[Page and application data records]

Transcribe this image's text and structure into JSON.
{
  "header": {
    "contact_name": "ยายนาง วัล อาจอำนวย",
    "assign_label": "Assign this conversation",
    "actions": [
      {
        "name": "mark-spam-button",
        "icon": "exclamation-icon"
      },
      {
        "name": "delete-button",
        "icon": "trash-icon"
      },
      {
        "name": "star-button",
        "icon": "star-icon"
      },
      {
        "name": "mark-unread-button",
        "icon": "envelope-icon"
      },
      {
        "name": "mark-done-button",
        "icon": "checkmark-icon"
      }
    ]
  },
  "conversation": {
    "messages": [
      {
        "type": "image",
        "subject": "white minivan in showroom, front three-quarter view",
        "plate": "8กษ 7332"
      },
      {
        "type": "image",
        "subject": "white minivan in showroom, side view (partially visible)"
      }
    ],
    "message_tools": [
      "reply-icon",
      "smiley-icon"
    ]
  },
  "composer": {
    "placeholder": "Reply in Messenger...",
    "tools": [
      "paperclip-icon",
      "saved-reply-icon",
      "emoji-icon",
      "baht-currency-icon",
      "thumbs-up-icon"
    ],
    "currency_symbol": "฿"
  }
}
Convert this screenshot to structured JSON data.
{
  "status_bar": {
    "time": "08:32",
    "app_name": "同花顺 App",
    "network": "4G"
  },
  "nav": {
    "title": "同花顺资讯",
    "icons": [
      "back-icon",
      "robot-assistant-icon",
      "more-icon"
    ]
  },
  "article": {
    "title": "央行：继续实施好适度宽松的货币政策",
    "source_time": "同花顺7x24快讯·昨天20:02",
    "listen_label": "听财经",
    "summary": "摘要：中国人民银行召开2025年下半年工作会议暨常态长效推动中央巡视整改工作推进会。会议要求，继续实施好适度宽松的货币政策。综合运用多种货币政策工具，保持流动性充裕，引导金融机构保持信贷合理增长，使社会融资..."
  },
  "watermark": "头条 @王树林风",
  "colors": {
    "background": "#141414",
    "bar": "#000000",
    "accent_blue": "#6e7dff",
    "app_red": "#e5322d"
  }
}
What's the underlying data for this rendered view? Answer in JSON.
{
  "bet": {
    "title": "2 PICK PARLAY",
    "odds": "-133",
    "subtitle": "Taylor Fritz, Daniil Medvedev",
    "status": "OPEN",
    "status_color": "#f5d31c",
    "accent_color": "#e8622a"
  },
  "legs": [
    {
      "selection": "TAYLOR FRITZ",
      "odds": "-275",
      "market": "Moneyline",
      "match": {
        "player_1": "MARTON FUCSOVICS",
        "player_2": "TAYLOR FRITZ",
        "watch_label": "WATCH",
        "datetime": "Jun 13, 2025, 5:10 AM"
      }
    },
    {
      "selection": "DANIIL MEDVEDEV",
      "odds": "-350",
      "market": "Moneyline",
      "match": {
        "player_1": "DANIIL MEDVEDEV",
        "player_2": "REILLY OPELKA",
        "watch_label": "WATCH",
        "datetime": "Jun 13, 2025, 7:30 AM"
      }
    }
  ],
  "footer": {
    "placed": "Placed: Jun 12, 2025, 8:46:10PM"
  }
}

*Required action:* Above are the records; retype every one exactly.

*Response to the task:*
Transcribe this image's text and structure into JSON.
{
  "header": {
    "contact_name": "ยายนาง วัล อาจอำนวย",
    "assign_label": "Assign this conversation",
    "actions": [
      {
        "name": "mark-spam-button",
        "icon": "exclamation-icon"
      },
      {
        "name": "delete-button",
        "icon": "trash-icon"
      },
      {
        "name": "star-button",
        "icon": "star-icon"
      },
      {
        "name": "mark-unread-button",
        "icon": "envelope-icon"
      },
      {
        "name": "mark-done-button",
        "icon": "checkmark-icon"
      }
    ]
  },
  "conversation": {
    "messages": [
      {
        "type": "image",
        "subject": "white minivan in showroom, front three-quarter view",
        "plate": "8กษ 7332"
      },
      {
        "type": "image",
        "subject": "white minivan in showroom, side view (partially visible)"
      }
    ],
    "message_tools": [
      "reply-icon",
      "smiley-icon"
    ]
  },
  "composer": {
    "placeholder": "Reply in Messenger...",
    "tools": [
      "paperclip-icon",
      "saved-reply-icon",
      "emoji-icon",
      "baht-currency-icon",
      "thumbs-up-icon"
    ],
    "currency_symbol": "฿"
  }
}
Convert this screenshot to structured JSON data.
{
  "status_bar": {
    "time": "08:32",
    "app_name": "同花顺 App",
    "network": "4G"
  },
  "nav": {
    "title": "同花顺资讯",
    "icons": [
      "back-icon",
      "robot-assistant-icon",
      "more-icon"
    ]
  },
  "article": {
    "title": "央行：继续实施好适度宽松的货币政策",
    "source_time": "同花顺7x24快讯·昨天20:02",
    "listen_label": "听财经",
    "summary": "摘要：中国人民银行召开2025年下半年工作会议暨常态长效推动中央巡视整改工作推进会。会议要求，继续实施好适度宽松的货币政策。综合运用多种货币政策工具，保持流动性充裕，引导金融机构保持信贷合理增长，使社会融资..."
  },
  "watermark": "头条 @王树林风",
  "colors": {
    "background": "#141414",
    "bar": "#000000",
    "accent_blue": "#6e7dff",
    "app_red": "#e5322d"
  }
}
What's the underlying data for this rendered view? Answer in JSON.
{
  "bet": {
    "title": "2 PICK PARLAY",
    "odds": "-133",
    "subtitle": "Taylor Fritz, Daniil Medvedev",
    "status": "OPEN",
    "status_color": "#f5d31c",
    "accent_color": "#e8622a"
  },
  "legs": [
    {
      "selection": "TAYLOR FRITZ",
      "odds": "-275",
      "market": "Moneyline",
      "match": {
        "player_1": "MARTON FUCSOVICS",
        "player_2": "TAYLOR FRITZ",
        "watch_label": "WATCH",
        "datetime": "Jun 13, 2025, 5:10 AM"
      }
    },
    {
      "selection": "DANIIL MEDVEDEV",
      "odds": "-350",
      "market": "Moneyline",
      "match": {
        "player_1": "DANIIL MEDVEDEV",
        "player_2": "REILLY OPELKA",
        "watch_label": "WATCH",
        "datetime": "Jun 13, 2025, 7:30 AM"
      }
    }
  ],
  "footer": {
    "placed": "Placed: Jun 12, 2025, 8:46:10PM"
  }
}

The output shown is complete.